y - derivative of the lift factor of the airplane on a angle of attack (1 / radian);
G - the design maximum takeoff weight in kilograms of force;
- the density of the air, kgf * second ** 2 / m ** 4;
g - an acceleration of the free fall, meters / second ** 2 . The values Kg, Ude, S, b are
described just now in this section;
ug- is a mass parameter of the airplane.
The simultaneous action of the gust loads on a wing and a tailplane must be
considered for determination of dCy/d at an exact calculation. It is admitted to use a
derivative of the lift factor of a wing on an angle of attack.

9. Control system loads.

The maximum and minimum pilot forces are assumed to act at the appropriate
control grips or pads and to be reacted at the attachment of the control system to the
control surface horn.
In the control surface flight loading condition, the air loads on movable surfaces
and the corresponding deflections need not exceed those that would result in flight from
the application of any pilot force within the ranges specified in this section. Two- thirds
of the maximum values specified for the aileron and elevator may be used if control
surface hinge moments are based on reliable data. In applying this criterion, the effects
of servomechanisms, tabs, and automatic pilot systems, must be considered.

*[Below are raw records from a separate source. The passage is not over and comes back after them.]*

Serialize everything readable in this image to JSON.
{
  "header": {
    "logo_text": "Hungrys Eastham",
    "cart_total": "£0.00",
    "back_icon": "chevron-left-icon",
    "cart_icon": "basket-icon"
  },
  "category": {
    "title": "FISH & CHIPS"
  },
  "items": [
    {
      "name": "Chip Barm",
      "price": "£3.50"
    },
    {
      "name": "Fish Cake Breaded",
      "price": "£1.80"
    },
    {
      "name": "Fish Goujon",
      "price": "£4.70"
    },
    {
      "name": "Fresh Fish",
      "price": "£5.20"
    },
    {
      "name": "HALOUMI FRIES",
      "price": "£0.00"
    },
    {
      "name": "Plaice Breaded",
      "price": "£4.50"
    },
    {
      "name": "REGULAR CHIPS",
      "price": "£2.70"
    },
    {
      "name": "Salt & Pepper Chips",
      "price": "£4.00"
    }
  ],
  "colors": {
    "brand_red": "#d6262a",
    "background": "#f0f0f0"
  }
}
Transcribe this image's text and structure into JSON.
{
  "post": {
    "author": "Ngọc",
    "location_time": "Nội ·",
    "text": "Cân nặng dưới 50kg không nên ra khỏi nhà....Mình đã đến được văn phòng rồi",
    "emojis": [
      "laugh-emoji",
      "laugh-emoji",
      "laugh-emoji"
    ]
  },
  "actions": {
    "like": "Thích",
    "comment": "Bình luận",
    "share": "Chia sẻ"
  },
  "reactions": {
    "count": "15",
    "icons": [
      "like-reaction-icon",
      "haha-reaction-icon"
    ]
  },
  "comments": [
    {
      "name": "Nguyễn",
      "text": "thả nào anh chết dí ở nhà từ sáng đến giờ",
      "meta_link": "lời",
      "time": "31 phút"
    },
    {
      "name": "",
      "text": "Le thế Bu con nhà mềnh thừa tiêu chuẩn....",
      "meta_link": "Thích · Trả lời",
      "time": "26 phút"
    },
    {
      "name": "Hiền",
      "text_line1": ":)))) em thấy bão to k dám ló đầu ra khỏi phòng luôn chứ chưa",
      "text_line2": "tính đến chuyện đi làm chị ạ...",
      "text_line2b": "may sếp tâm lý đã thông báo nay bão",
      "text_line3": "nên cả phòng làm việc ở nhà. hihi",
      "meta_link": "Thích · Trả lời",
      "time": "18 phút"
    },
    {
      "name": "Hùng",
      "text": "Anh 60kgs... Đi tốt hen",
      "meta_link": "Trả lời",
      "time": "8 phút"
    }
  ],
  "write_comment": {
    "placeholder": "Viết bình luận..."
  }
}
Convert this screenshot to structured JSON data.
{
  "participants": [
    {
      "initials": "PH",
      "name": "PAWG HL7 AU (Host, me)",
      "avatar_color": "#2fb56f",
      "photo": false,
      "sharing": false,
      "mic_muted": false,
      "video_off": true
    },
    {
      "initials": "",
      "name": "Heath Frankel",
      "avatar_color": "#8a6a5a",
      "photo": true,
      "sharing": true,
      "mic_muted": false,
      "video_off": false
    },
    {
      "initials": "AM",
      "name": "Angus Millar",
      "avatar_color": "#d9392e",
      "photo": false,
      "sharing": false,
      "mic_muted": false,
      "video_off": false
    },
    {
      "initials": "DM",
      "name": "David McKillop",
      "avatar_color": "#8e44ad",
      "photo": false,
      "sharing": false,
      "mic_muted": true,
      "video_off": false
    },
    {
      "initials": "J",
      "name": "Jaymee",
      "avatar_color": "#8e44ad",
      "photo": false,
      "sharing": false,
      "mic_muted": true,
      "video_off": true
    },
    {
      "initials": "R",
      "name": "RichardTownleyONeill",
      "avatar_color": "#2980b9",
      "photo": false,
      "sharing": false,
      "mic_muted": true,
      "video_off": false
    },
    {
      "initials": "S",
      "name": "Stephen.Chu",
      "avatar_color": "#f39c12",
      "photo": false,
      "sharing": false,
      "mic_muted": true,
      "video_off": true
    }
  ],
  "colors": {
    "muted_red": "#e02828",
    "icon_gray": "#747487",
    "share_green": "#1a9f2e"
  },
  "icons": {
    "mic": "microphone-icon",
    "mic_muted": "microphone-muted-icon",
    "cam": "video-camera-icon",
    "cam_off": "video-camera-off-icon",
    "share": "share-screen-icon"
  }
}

The limit pilot forces and torques are as follows:

Maximum forces Minimum forces
or torques or torques

Wheel 100 lbs (45kgf) 40 lbs (18 kgf)
80D in.-lbs (1) 40D in.-lbs
36D kgf*m 18D kgf*m


Stick 250 lbs (113 kgf) 100 lbs (45 kgf)

Wheel (symmetrical) 300 lbs (136 kgf) 100 lbs (45 kgf)

Wheel (unsymmetrical) 170 lbs (78 kgf) 100 lbs (45 kgf)

Rudder 300 lbs (136 kgf) 130 lbs (61 kgf)

(1) D - is wheel diameter (inches or meter)